I think I know someone who has experienced Domestic Abuse
If you think someone you know is or has been experiencing domestic violence, there are lots of ways you can help them.
People’s reactions to experiencing domestic violence can vary; they may be afraid, angry or have no outward reaction at all. They might even act in ways that seem unusual to you, even laughing at seemingly inappropriate times or trivialising what has happened to them.
Disclosures can come in many forms; it could be something said jokingly, a story that someone starts to tell then stops and says it doesn't matter, or it could be a question. You are not expected to be a professional counsellor; however how someone responds to a first disclosure can be really important. It can take time for a person to decide what they want to do and how they want to move forward.
• Is the person in immediate danger? If they are in immediate danger or seriously injured, you can call 999.
• Finding a safe space. If possible, try and find somewhere the person feels safe. If this isn't possible and you are on campus you can call security 07885201182 / 01904 876444 . The Security Team can provide assistance and are able to be contacted 24 hours a day.

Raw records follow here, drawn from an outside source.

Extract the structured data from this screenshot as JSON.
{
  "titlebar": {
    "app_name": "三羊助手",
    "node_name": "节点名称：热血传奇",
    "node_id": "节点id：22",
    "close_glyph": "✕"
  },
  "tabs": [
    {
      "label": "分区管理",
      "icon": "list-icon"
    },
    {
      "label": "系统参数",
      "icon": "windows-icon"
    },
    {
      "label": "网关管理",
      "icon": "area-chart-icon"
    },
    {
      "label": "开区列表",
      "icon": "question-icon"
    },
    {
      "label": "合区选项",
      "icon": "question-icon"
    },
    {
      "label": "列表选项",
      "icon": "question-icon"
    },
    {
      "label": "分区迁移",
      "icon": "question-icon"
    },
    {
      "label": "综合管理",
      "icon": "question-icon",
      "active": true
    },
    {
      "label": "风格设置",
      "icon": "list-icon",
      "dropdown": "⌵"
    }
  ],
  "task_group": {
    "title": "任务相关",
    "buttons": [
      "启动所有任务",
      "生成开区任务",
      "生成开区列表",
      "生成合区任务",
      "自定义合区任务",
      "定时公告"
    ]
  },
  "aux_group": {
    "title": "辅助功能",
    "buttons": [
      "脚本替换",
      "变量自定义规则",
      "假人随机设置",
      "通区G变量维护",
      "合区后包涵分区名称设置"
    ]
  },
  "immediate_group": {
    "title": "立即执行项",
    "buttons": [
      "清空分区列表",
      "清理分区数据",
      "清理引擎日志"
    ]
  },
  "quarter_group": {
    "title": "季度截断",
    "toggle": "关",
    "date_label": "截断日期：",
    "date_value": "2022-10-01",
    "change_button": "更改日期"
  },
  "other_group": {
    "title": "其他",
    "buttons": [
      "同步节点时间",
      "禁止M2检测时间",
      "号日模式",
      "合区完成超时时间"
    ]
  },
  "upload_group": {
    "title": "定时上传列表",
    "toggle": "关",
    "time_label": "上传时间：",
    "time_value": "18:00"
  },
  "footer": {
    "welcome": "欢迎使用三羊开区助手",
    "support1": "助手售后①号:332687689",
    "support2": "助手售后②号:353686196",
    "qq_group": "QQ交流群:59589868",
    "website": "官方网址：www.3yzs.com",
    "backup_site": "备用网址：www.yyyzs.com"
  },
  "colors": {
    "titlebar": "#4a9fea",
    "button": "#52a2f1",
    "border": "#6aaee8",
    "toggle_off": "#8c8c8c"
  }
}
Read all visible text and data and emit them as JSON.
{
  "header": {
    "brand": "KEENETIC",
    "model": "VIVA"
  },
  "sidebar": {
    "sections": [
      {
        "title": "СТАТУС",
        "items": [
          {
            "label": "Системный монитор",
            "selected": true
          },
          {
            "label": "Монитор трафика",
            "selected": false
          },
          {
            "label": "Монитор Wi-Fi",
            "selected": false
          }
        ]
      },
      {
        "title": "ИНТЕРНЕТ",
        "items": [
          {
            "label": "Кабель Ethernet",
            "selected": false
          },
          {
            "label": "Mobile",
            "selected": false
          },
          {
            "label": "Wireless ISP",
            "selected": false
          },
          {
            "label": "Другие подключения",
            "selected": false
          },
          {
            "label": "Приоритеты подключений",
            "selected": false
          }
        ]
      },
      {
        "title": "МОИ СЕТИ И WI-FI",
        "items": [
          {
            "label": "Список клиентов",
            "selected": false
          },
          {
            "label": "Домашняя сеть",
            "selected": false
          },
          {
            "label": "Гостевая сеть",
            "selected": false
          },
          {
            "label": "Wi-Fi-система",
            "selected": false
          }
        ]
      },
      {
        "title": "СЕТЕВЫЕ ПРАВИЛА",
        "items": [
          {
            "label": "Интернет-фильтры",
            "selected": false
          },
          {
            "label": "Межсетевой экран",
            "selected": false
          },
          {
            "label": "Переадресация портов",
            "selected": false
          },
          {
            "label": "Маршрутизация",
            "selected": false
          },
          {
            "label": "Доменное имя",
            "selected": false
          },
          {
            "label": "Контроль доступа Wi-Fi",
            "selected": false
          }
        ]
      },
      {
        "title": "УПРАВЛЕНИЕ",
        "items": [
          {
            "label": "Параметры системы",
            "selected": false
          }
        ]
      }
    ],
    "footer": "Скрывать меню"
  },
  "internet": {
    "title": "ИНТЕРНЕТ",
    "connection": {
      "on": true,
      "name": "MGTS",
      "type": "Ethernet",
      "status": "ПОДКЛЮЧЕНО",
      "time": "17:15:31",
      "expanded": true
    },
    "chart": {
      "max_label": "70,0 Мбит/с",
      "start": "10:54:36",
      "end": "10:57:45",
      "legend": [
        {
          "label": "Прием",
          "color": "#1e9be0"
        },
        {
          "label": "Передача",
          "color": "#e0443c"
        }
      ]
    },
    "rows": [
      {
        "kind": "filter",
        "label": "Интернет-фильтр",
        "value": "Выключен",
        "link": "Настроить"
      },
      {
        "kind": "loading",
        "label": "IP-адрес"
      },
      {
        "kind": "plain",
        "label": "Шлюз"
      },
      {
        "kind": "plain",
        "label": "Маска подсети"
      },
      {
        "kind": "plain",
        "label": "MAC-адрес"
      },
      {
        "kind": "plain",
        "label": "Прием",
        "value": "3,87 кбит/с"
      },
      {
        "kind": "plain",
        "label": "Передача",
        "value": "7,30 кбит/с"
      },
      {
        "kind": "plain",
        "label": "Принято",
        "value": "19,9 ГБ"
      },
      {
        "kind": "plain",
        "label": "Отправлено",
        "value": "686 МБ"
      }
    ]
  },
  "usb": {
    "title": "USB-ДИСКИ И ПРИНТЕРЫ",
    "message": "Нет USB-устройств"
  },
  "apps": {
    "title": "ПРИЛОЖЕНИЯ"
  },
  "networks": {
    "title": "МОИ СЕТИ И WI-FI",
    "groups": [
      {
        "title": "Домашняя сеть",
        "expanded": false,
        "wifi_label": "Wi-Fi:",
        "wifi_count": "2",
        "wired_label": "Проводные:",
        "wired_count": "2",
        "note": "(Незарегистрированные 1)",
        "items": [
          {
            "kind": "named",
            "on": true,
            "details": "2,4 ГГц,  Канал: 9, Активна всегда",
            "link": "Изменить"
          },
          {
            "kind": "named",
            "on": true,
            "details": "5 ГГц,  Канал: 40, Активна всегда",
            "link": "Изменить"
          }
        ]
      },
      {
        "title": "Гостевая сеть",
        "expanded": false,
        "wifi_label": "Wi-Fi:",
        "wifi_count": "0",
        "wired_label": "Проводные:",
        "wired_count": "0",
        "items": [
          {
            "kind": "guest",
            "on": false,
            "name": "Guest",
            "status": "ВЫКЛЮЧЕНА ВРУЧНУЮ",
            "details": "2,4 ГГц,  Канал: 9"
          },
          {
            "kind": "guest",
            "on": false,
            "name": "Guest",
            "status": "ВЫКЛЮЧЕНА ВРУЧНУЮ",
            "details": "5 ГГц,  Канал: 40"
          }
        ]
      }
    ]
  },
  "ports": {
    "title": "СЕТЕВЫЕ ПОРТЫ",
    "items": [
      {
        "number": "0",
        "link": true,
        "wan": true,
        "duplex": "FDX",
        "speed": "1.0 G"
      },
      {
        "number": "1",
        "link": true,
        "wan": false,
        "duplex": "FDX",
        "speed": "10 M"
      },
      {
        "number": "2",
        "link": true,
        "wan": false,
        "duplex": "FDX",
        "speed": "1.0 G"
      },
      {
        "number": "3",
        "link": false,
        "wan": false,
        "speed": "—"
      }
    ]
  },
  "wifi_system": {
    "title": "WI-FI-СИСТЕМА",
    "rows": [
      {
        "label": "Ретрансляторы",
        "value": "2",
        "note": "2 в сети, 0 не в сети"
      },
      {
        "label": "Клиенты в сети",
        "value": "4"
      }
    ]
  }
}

• Domestic Abuse is a crime of power and control. The most important thing is to respond in a way that maximizes their choice and control over what happens next. You can simply ask them what they need or want. They might not make the same decision you would; however, only they can decide what is best for them. You can help them explore options but avoid telling them what they should do.

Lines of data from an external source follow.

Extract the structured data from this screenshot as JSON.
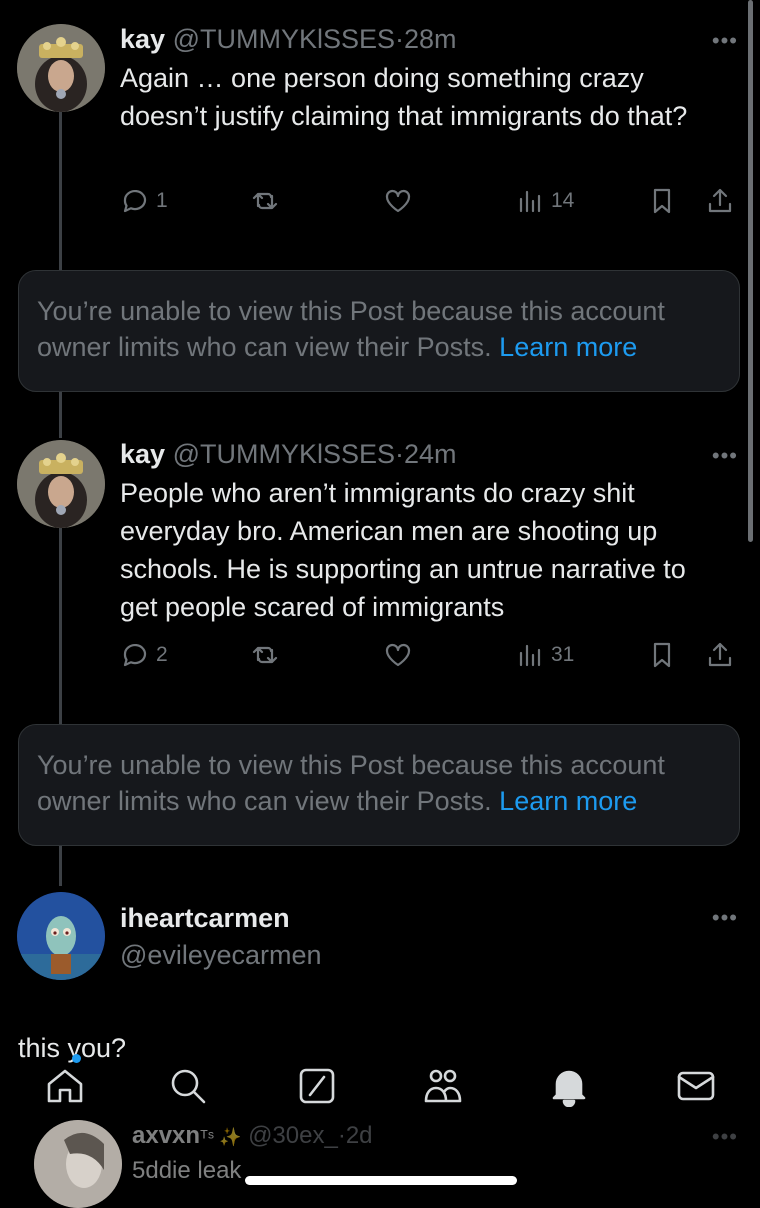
{
  "posts": [
    {
      "name": "kay",
      "handle": "@TUMMYKlSSES",
      "separator": "·",
      "time": "28m",
      "text": "Again … one person doing something crazy doesn’t justify claiming that immigrants do that?",
      "replies": "1",
      "views": "14"
    },
    {
      "name": "kay",
      "handle": "@TUMMYKlSSES",
      "separator": "·",
      "time": "24m",
      "text": "People who aren’t immigrants do crazy shit everyday bro. American men are shooting up schools. He is supporting an untrue narrative to get people scared of immigrants",
      "replies": "2",
      "views": "31"
    }
  ],
  "notices": [
    {
      "text": "You’re unable to view this Post because this account owner limits who can view their Posts. ",
      "link": "Learn more"
    },
    {
      "text": "You’re unable to view this Post because this account owner limits who can view their Posts. ",
      "link": "Learn more"
    }
  ],
  "quoted_post": {
    "name": "iheartcarmen",
    "handle": "@evileyecarmen",
    "text": "this you?"
  },
  "next_post": {
    "name": "axvxn",
    "badge": "ᵀˢ ✨",
    "handle": "@30ex_",
    "separator": "·",
    "time": "2d",
    "text": "5ddie leak"
  },
  "more_label": "•••",
  "icons": {
    "reply": "reply-icon",
    "repost": "repost-icon",
    "like": "heart-icon",
    "views": "views-icon",
    "bookmark": "bookmark-icon",
    "share": "share-icon",
    "nav": [
      "home-icon",
      "search-icon",
      "grok-icon",
      "communities-icon",
      "notifications-icon",
      "messages-icon"
    ]
  },
  "colors": {
    "background": "#000000",
    "text": "#e7e9ea",
    "secondary": "#71767b",
    "link": "#1d9bf0",
    "notice_bg": "#16181c",
    "notification_dot": "#1d9bf0"
  }
}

• Domestic Abuse can happen to anyone, by anyone. There are lots of different kinds of abuse, but it is always about having power and control over the person. You can read more about what Domestic Abuse is here, where there is also a useful Domestic Abuse Checklist.
• Listen. Just taking the time to listen to someone and talk about what has happened can help. These six active listening tips might help you support them. Published on Oct 4, 2015 Based on the Samaritans guidelines for active listening
• Give options. When they have finished talking ask them if they are ok to talk through some possible options and next steps. Remember, it is important that they decide what they want to do.
• University Welfare Advisers can tell you more about the support available both within and outside of the University, as well as reporting options. You can contact the Welfare Advisers by email or telephone: email@example.com 01904 876477
• Report and Support. You can Report any incident of Domestic Abuse on behalf of someone else, anonymously or you can report with your details by clicking on ‘report with contact details’ which will put you in touch with a University Welfare Adviser.